Row of air conditioning units

Experts don’t yet fully understand the role that HVAC systems play in transmitting COVID-19 indoors. 

The CDC concluded that the ventilation system contributed to the transmission of COVID-19 in an air-conditioned restaurant in Guangzhou, China. 

Most experts agree that a state-of-the-art, modern HVAC system that exchanges outdoor air for indoor air and has excellent filtration reduces the risk of spreading COVID-19. 

To reduce risk in older buildings with ventilation systems that recirculate air:

  • Open windows

  • Use portable air purifiers with HEPA filters

  • Use filters with a Minimum Efficiency Reporting Value (MERV) rating of 13 or higher in the building’s HVAC system

ASHRAE Guidance

The American Society of Heating, Refrigerating and Air-Conditioning Engineers (ASHRAE) has developed guidance and reopening recommendations. They focus on large buildings with complex HVAC systems, like healthcare facilities. According to ASHRAE, transmission of the virus through the air is likely enough that airborne exposure should be controlled. 

The CDC recommends combining these guidelines with everyday preventative measures like physical distancing, wearing face coverings, and hand washing. Businesses may want to implement flexible scheduling and sick leave policies for staff and health checks for staff and visitors. To learn more, visit the CDC’s Interim Guidance for Businesses and Employers page.

Guidance for Reopening Office Buildings

If you are resuming business operations after a long closure the following is recommended:

  • Create a COVID-19 health and safety plan.

  • Have a qualified HVAC expert evaluate the ventilation system. For HVAC systems that have been shut down or on setback, review the new construction start-up guidance provided by ASHRAE. 

  • Increase the circulation of outdoor air as much as possible by opening windows and doors, and using fans. Do not open windows and doors if doing so poses a safety or health risk (including allowing carbon monoxide, molds, or pollens into the building).

  • Check for issues associated with long-term closure such as mold growth, rodents or pests or issues with stagnant water systems

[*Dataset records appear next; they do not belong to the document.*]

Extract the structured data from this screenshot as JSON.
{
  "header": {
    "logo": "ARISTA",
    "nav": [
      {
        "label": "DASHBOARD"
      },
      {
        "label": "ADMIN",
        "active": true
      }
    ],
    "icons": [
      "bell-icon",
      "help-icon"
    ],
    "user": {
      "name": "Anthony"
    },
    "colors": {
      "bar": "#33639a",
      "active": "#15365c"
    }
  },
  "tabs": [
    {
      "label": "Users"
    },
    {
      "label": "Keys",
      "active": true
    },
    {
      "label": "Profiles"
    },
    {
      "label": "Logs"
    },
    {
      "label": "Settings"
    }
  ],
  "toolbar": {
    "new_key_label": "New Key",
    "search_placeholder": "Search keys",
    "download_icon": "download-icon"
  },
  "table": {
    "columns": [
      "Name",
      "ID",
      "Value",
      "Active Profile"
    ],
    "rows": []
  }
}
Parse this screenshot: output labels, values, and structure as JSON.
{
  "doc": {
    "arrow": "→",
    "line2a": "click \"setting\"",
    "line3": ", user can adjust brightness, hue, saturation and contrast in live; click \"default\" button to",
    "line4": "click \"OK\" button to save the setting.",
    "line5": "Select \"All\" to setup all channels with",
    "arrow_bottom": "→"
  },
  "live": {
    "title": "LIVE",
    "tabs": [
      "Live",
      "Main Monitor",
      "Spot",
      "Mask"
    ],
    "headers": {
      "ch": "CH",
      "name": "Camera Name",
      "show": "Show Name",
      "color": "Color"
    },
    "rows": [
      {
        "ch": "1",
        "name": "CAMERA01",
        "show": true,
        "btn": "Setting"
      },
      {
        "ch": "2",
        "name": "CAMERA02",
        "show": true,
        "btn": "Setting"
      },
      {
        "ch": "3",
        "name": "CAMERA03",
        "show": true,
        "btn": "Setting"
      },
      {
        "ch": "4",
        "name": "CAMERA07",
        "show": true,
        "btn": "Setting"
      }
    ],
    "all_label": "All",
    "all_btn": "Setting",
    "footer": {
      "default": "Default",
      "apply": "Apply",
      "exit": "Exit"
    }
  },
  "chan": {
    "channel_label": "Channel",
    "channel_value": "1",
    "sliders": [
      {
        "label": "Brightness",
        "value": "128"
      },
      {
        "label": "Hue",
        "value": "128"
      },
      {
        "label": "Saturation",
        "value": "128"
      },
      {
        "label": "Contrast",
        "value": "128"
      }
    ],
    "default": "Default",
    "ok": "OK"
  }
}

For more COVID-19 guidance pertaining to office buildings, visit the CDC’s COVID-19 Employer Information for Office Buildings page.